Press Releases

News from EPI Raising the Minimum Wage to $12 by 2020 Would Benefit 35 Million Workers

Today the Economic Policy Institute and the National Employment Law Project released a fact sheet, It’s Time to Raise the Minimum Wage, with detailed tables on the impact of raising the minimum wage to $12 by 2020 and indexing it to median wages thereafter. The fact sheet draws on data from a forthcoming paper by economic analyst David Cooper, Raising the Minimum Wage to $12 by 2020 Would Lift Wages for 35 Million American Workers.

Senator Patty Murray and Representative Robert “Bobby” C. Scott will reportedly introduce the Raise the Wage Act in the Senate and the House of Representatives next week. The Raise the Wage Act would raise the federal minimum wage to $12.00 an hour by 2020—by $0.75 to $8 an hour the first year, followed by $1.00 increases each year for the next four years. Starting in 2021, the minimum wage would be rise alongside average wages. The act would also gradually phase out the subminimum wage for tipped workers, which has been frozen at $2.13 since 1991.
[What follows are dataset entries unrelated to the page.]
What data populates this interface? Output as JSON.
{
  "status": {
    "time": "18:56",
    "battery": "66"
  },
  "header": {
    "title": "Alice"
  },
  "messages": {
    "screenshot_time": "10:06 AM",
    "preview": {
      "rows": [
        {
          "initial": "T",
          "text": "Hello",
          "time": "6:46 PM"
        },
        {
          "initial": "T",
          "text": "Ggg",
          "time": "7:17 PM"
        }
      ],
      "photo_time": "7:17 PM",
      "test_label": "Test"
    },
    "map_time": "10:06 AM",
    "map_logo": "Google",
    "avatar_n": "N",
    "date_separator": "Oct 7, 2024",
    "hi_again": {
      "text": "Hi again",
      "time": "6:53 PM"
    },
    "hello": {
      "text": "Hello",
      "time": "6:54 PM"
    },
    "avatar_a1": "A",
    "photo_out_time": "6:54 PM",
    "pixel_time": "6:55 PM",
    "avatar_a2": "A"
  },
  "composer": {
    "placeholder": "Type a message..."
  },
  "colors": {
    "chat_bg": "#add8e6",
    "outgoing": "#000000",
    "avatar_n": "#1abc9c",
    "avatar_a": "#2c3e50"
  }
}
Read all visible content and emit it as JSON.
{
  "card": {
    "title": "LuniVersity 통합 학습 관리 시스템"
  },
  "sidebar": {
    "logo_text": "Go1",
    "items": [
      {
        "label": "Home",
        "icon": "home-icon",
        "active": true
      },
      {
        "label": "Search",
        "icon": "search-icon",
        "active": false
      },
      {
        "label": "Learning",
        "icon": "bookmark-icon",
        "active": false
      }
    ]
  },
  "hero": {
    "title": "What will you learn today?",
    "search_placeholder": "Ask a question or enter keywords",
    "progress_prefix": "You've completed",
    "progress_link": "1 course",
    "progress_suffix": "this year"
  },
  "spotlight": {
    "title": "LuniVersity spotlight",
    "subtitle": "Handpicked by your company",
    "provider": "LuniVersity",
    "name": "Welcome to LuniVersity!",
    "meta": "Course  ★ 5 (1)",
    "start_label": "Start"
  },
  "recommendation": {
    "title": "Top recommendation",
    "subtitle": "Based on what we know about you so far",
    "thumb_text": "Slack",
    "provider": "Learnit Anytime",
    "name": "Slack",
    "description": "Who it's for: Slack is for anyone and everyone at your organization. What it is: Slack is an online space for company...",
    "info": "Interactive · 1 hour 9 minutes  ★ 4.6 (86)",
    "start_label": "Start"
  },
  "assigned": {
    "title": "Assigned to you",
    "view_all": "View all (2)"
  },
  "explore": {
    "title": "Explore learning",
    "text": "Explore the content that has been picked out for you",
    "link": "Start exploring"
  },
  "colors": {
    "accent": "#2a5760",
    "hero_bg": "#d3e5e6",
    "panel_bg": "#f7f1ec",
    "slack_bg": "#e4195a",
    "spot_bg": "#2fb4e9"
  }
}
According to EPI analysis, 35 million workers would benefit from this increase, including 19.6 million women. 35 percent of African American workers and 38 percent of Hispanic workers would receive wage increases. 89 percent of workers who would be affected by the Raise the Wage Act are 20 years old or older, 27.7 percent have children, and half have total family incomes of less than $40,000 a year. 45 percent of workers who would be affected by the Raise the Wage Act have at least some college experience.

The Raise the Wage Act would restore the minimum wage to its value relative to a typical worker’s wage in 1968, when the minimum wage was at its strongest. In percentage terms, the annual increases under the proposal are in line with past federal minimum wage increases. Raising the minimum wage to $12.00 over five years represents average annual increases of 10.6 percent. The average of all increases since 1961 is 11.7 percent a year.

This fact sheet is part of EPI’s Raising America’s Pay project, a multiyear research and public education initiative to make wage growth an urgent national policy priority. EPI President Lawrence Mishel and economic analyst David Cooper are available for interviews on the minimum wage and other topics.

This is a corrected version of a press release initially released on on April 24, 2015. A programming error did not correctly account for scheduled changes to state minimum wages in 2019 and 2020. Accounting for those changes doesn’t significantly change the overall picture or the demographic profile of workers affected by the federal minimum-wage bill, but does decrease the estimate of affected workers and the amount of their increased wages, as some workers previously expected to get a raise under the bill will already have higher wages from the increase in their state minimum wage.